■ **The task**:
Search each line below for the word "count" and list those that contain it.
----------------------------------------
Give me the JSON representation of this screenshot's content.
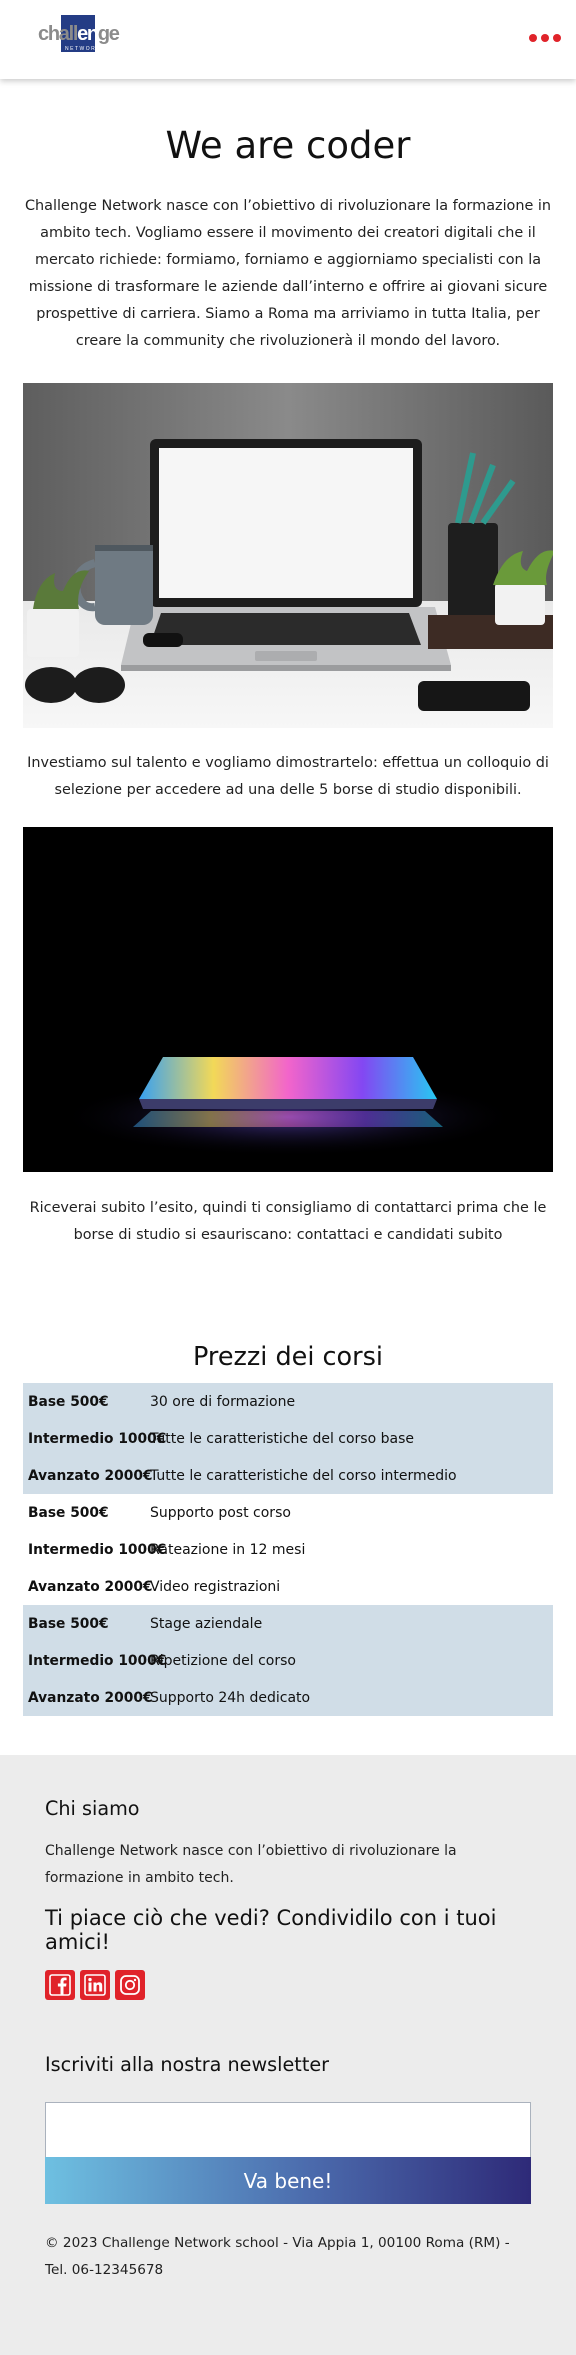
{
  "header": {
    "logo_text_start": "chall",
    "logo_text_mid": "en",
    "logo_text_end": "ge",
    "logo_subtext": "NETWORK",
    "menu_icon": "more-dots-icon"
  },
  "intro": {
    "title": "We are coder",
    "paragraph": "Challenge Network nasce con l’obiettivo di rivoluzionare la formazione in ambito tech. Vogliamo essere il movimento dei creatori digitali che il mercato richiede: formiamo, forniamo e aggiorniamo specialisti con la missione di trasformare le aziende dall’interno e offrire ai giovani sicure prospettive di carriera. Siamo a Roma ma arriviamo in tutta Italia, per creare la community che rivoluzionerà il mondo del lavoro."
  },
  "section2": {
    "text": "Investiamo sul talento e vogliamo dimostrartelo: effettua un colloquio di selezione per accedere ad una delle 5 borse di studio disponibili."
  },
  "section3": {
    "text": "Riceverai subito l’esito, quindi ti consigliamo di contattarci prima che le borse di studio si esauriscano: contattaci e candidati subito"
  },
  "prices": {
    "title": "Prezzi dei corsi",
    "groups": [
      {
        "shaded": true,
        "rows": [
          {
            "name": "Base 500€",
            "desc": "30 ore di formazione"
          },
          {
            "name": "Intermedio 1000€",
            "desc": "Tutte le caratteristiche del corso base"
          },
          {
            "name": "Avanzato 2000€",
            "desc": "Tutte le caratteristiche del corso intermedio"
          }
        ]
      },
      {
        "shaded": false,
        "rows": [
          {
            "name": "Base 500€",
            "desc": "Supporto post corso"
          },
          {
            "name": "Intermedio 1000€",
            "desc": "Rateazione in 12 mesi"
          },
          {
            "name": "Avanzato 2000€",
            "desc": "Video registrazioni"
          }
        ]
      },
      {
        "shaded": true,
        "rows": [
          {
            "name": "Base 500€",
            "desc": "Stage aziendale"
          },
          {
            "name": "Intermedio 1000€",
            "desc": "Ripetizione del corso"
          },
          {
            "name": "Avanzato 2000€",
            "desc": "Supporto 24h dedicato"
          }
        ]
      }
    ]
  },
  "footer": {
    "about_title": "Chi siamo",
    "about_text": "Challenge Network nasce con l’obiettivo di rivoluzionare la formazione in ambito tech.",
    "share_title": "Ti piace ciò che vedi? Condividilo con i tuoi amici!",
    "socials": [
      "facebook-icon",
      "linkedin-icon",
      "instagram-icon"
    ],
    "newsletter_title": "Iscriviti alla nostra newsletter",
    "newsletter_placeholder": "",
    "newsletter_button": "Va bene!",
    "copyright": "© 2023 Challenge Network school - Via Appia 1, 00100 Roma (RM) - Tel. 06-12345678"
  },
  "colors": {
    "accent_red": "#e0232a",
    "logo_blue": "#243c85",
    "table_shade": "#d0dde7",
    "footer_bg": "#ececec",
    "button_gradient_start": "#6ec0e1",
    "button_gradient_end": "#2e2a78"
  }
}
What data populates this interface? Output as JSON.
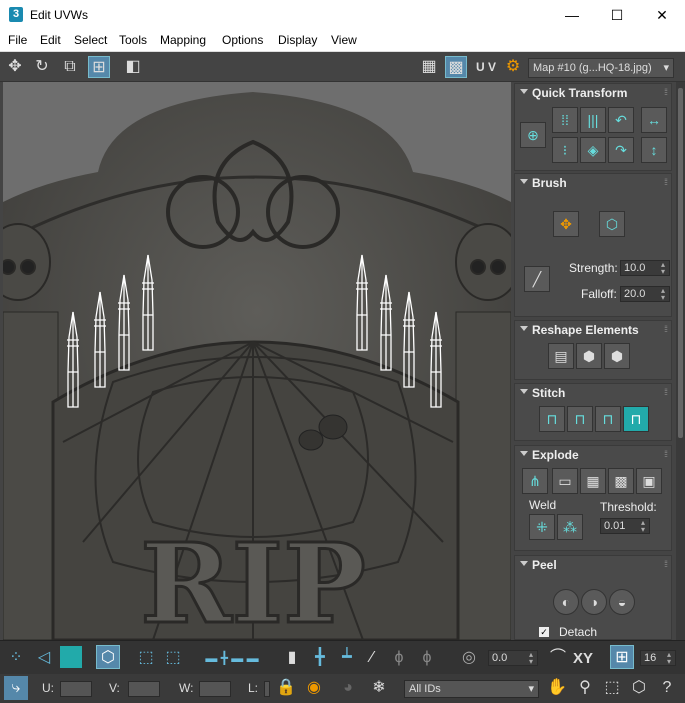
{
  "window": {
    "title": "Edit UVWs",
    "app_icon": "3",
    "minimize": "—",
    "maximize": "☐",
    "close": "✕"
  },
  "menu": [
    "File",
    "Edit",
    "Select",
    "Tools",
    "Mapping",
    "Options",
    "Display",
    "View"
  ],
  "toolbar": {
    "uv_label": "U V",
    "map_select": "Map #10 (g...HQ-18.jpg)"
  },
  "viewport": {
    "engraving": "RIP"
  },
  "panel": {
    "quick_transform": {
      "title": "Quick Transform"
    },
    "brush": {
      "title": "Brush",
      "strength_label": "Strength:",
      "strength_value": "10.0",
      "falloff_label": "Falloff:",
      "falloff_value": "20.0"
    },
    "reshape": {
      "title": "Reshape Elements"
    },
    "stitch": {
      "title": "Stitch"
    },
    "explode": {
      "title": "Explode",
      "weld_label": "Weld",
      "threshold_label": "Threshold:",
      "threshold_value": "0.01"
    },
    "peel": {
      "title": "Peel",
      "detach_label": "Detach"
    }
  },
  "bottom": {
    "spin_value": "0.0",
    "xy_label": "XY",
    "grid_value": "16",
    "u_label": "U:",
    "v_label": "V:",
    "w_label": "W:",
    "l_label": "L:",
    "ids_select": "All IDs"
  },
  "colors": {
    "accent": "#2aa8b0",
    "panel": "#444444",
    "title_bg": "#ffffff"
  }
}
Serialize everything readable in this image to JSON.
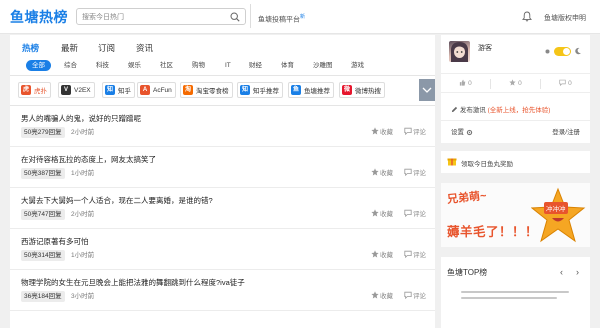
{
  "header": {
    "logo": "鱼塘热榜",
    "search_placeholder": "搜索今日热门",
    "platform": "鱼塘投稿平台",
    "platform_badge": "新",
    "copyright": "鱼塘版权申明"
  },
  "main": {
    "tabs": [
      {
        "label": "热榜",
        "active": true
      },
      {
        "label": "最新"
      },
      {
        "label": "订阅"
      },
      {
        "label": "资讯"
      }
    ],
    "subtabs": [
      {
        "label": "全部",
        "active": true
      },
      {
        "label": "综合"
      },
      {
        "label": "科技"
      },
      {
        "label": "娱乐"
      },
      {
        "label": "社区"
      },
      {
        "label": "购物"
      },
      {
        "label": "IT"
      },
      {
        "label": "财经"
      },
      {
        "label": "体育"
      },
      {
        "label": "沙雕图"
      },
      {
        "label": "游戏"
      }
    ],
    "sources": [
      {
        "label": "虎扑",
        "icon": "hupu-icon",
        "color": "#e8542c",
        "active": true
      },
      {
        "label": "V2EX",
        "icon": "v2ex-icon",
        "color": "#333333"
      },
      {
        "label": "知乎",
        "icon": "zhihu-icon",
        "color": "#1a7fe6"
      },
      {
        "label": "AcFun",
        "icon": "acfun-icon",
        "color": "#e8542c"
      },
      {
        "label": "淘宝零食榜",
        "icon": "taobao-icon",
        "color": "#f56a00"
      },
      {
        "label": "知乎推荐",
        "icon": "zhihu-icon",
        "color": "#1a7fe6"
      },
      {
        "label": "鱼塘推荐",
        "icon": "fish-icon",
        "color": "#1a7fe6"
      },
      {
        "label": "微博热搜",
        "icon": "weibo-icon",
        "color": "#e6162d"
      }
    ],
    "items": [
      {
        "title": "男人的嘴骗人的鬼，说好的只蹭蹭呢",
        "count": "50亮279回复",
        "time": "2小时前",
        "fav": "收藏",
        "comment": "评论"
      },
      {
        "title": "在对待容格瓦拉的态度上，网友太搞笑了",
        "count": "50亮387回复",
        "time": "1小时前",
        "fav": "收藏",
        "comment": "评论"
      },
      {
        "title": "大舅去下大舅妈一个人适合，现在二人要离婚，是谁的错?",
        "count": "50亮747回复",
        "time": "2小时前",
        "fav": "收藏",
        "comment": "评论"
      },
      {
        "title": "西游记原著有多可怕",
        "count": "50亮314回复",
        "time": "1小时前",
        "fav": "收藏",
        "comment": "评论"
      },
      {
        "title": "物理学院的女生在元旦晚会上能把法雅的舞翻跳到什么程度?iva徒子",
        "count": "36亮184回复",
        "time": "3小时前",
        "fav": "收藏",
        "comment": "评论"
      }
    ]
  },
  "user": {
    "name": "游客",
    "stats": [
      "0",
      "0",
      "0"
    ],
    "publish_label": "发布激讯",
    "publish_hint": "(全新上线，抢先体验)",
    "settings": "设置",
    "login": "登录/注册"
  },
  "reward": {
    "label": "领取今日鱼丸奖励"
  },
  "banner": {
    "top": "兄弟萌~",
    "bottom": "薅羊毛了！！！",
    "tag": "冲冲冲"
  },
  "top_list": {
    "title": "鱼塘TOP榜"
  }
}
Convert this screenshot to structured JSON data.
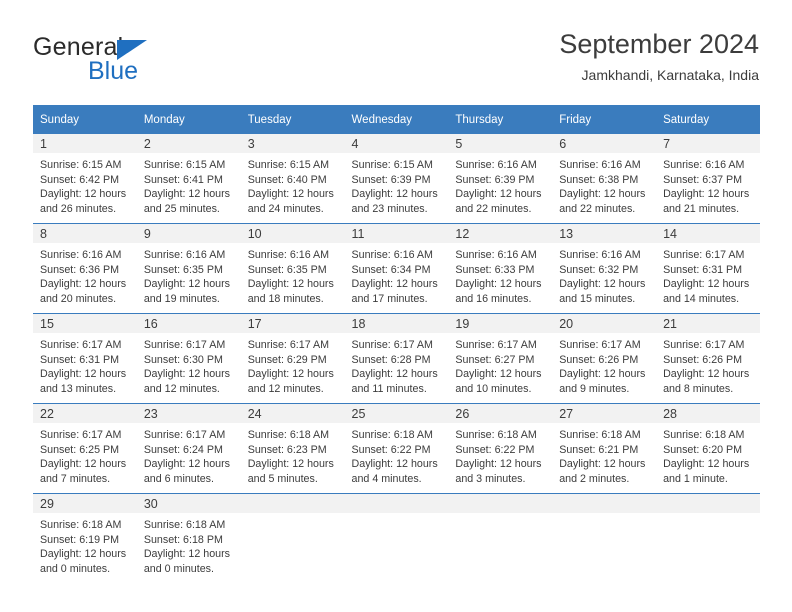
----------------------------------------
■ **Response for this exercise**:
        "count": "50亮279回复",
        "count": "50亮387回复",
        "count": "50亮747回复",
        "count": "50亮314回复",
        "count": "36亮184回复",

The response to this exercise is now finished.